The Indian economy has seen a series of social and economic reforms in the recent past. The real estate sector, however, remains in the limelight. 2016-17 has been a year of strategic policy changes with the aim of establishing a more conducive and transparent economic system. The ultimate objective of the policymakers has been to improve ease of doing business and to bring transparency in the Indian real estate sector, which historically has been labelled as being non-transparent, nebulous and significantly cash driven. The already struggling sector has gone through a disproportionate share of lows. So the moot question is—will the headwinds get over soon, or is this the new normal?
In the recent months, there have been several regulatory, policy and economic interventions, such as—
Real Estate (Regulation and Development) Act, 2016 (RERA) which focused on transparency, accountability and protection of home buyer interests.
■“Benami” Transaction Prohibition (Amendment) Act which aims at establishing a regulatory mechanism to fight against tax evasion and improve transparency.
■GST, which is being classified as India’s biggest tax reform in the last few decades.
■Demonetization, which caught the entire sector by surprise.
Most of these are very recent initiatives and the actual long-term impact is yet to be experienced. While the constituents of the real estate ecosystem are trying to assess the potential impact of these regulations on the demand-supply situation of the country, everyone appears to be in a “wait and watch” mode for now. If some of the recent research reports are to be believed, residential sales are at an all time low, unsold inventory is at its peak, the number of projects that have missed the completion deadline are at an alarming level and patience levels of stakeholders have dwindled significantly.
On the one side, retail buyers are hoping for RERA to be a messiah for all their suffering from the inordinate delays in completion of projects across markets and on the other, developers believe this to be a lopsided, consumer-centric regulatory intervention. The real test, however, would be the effectiveness of its implementation at the state level where political considerations are likely to come into play.

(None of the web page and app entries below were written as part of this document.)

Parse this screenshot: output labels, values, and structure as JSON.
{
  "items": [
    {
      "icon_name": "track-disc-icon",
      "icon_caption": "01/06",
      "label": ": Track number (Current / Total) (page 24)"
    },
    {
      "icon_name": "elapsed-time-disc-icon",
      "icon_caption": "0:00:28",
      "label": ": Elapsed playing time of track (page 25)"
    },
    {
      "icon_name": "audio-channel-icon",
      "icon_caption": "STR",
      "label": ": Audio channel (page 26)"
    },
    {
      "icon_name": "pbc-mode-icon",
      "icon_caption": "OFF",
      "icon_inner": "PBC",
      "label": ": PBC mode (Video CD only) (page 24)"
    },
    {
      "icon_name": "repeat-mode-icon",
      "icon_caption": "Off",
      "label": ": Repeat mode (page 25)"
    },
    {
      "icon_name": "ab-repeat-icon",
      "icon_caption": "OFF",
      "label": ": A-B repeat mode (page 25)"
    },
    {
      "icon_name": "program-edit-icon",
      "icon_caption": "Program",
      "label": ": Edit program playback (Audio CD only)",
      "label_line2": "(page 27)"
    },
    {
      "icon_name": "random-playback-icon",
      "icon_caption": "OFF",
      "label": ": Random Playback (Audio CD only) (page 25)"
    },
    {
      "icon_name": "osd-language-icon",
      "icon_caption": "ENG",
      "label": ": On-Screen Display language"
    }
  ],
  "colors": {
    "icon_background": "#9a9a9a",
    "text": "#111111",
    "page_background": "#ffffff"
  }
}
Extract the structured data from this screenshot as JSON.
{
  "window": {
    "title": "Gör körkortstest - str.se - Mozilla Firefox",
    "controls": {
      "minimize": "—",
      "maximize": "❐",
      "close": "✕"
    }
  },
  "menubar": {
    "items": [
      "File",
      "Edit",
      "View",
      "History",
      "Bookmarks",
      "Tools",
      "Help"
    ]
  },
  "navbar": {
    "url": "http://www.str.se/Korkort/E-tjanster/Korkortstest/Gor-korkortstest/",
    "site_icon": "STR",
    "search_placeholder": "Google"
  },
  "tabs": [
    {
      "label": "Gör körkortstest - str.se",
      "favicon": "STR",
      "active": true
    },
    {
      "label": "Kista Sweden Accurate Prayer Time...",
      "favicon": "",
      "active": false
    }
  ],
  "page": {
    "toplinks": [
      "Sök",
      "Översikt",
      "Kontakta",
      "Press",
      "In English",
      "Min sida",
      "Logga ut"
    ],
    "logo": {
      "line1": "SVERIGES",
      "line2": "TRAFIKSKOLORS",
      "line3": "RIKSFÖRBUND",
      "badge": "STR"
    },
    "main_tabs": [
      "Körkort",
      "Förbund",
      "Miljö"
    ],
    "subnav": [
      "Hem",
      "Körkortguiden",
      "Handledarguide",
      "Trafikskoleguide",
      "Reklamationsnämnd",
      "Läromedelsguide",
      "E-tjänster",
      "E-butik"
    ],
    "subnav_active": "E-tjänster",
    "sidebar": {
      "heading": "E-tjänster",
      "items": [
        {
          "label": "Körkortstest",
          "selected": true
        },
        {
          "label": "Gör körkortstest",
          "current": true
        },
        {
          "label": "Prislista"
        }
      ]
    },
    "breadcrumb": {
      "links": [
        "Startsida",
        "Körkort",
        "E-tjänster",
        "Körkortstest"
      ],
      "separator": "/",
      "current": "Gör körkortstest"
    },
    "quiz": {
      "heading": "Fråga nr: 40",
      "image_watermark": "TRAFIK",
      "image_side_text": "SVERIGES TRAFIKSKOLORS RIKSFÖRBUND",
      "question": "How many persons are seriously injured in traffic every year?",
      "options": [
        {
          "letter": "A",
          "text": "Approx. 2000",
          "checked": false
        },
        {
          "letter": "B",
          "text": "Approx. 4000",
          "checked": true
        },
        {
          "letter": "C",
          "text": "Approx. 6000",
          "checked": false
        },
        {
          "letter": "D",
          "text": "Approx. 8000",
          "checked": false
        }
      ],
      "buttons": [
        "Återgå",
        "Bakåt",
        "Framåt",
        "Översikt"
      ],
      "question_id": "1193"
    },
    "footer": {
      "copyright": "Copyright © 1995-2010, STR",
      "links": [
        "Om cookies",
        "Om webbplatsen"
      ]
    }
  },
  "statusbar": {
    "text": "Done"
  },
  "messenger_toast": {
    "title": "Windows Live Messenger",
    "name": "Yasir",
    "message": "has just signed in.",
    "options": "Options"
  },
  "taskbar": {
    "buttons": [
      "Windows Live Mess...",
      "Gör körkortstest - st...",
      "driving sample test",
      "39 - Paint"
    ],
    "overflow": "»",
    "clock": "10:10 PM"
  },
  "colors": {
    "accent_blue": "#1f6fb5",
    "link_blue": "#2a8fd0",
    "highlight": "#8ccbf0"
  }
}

The banking sector is saddled with its own issues and is busy sorting out its woes largely caused by infrastructure, steel and other such heavy manufacturing sectors, and not so much by the real estate sector. Over the last few years, bank debt on developers’ balance sheets has been replaced by NBFC/private institutional debt. This class of capital is, however, also losing some steam, given that developers haven’t been able to generate operating cash flows and have survived largely through financial re-engineering in the recent past.
Private equity, which historically always had a fancy for this sector, has been sitting on the fence for a while now, mainly due to a trust deficit with the developers post the global financial crisis. Yield generating asset classes, viz. commercial office, IT parks, retail malls, warehouses have been the only saving grace for the sector insofar private equity inflow is concerned, thereby helping some developers de-lever their books to some extent.
However, there is a clear shortage of quality/A-grade office assets across markets and if the recent IT sector outlook and earnings guidance of some of the IT behemoths were to be considered, there could be challenging times ahead for commercial office segment as well, where IT/ITeS sector is the biggest customer.
Is this a new normal for the sector? Likely (and hopefully!) not. Short- to medium-term adverse impact would definitely have long-term positives. These, coupled with a few macro-economic initiatives in this negative environment, do bring a ray of hope.
Initiatives such as “Affordable Housing”, “Housing For All by 2022”, “Smart Cities”, softening of lending rates, friendlier REIT norms, etc. are all perceived to be game changers for the industry in the coming years. These are considered to lift both demand as well as supply.
Besides these, initiatives such as digitization of land records, change in arbitration norms for construction industry and stricter insolvency laws are incremental catalysts for the good times ahead.
Although it’s challenging to make an accurate prognosis for the Indian real estate market which is highly driven by sentiments, the recent moves of improving regulatory drivers of the economy, and thereby the real estate sector, are expected to increase much needed transparency, bring accountability, eliminate fringe/non-serious players and increase our ability to attract institutional investors in the medium to long term future. While it’s too early to make any forecast, we should be prepared to wait anywhere between 18 and 24 months at least, before we can see a confident, robust and vibrant real estate market again.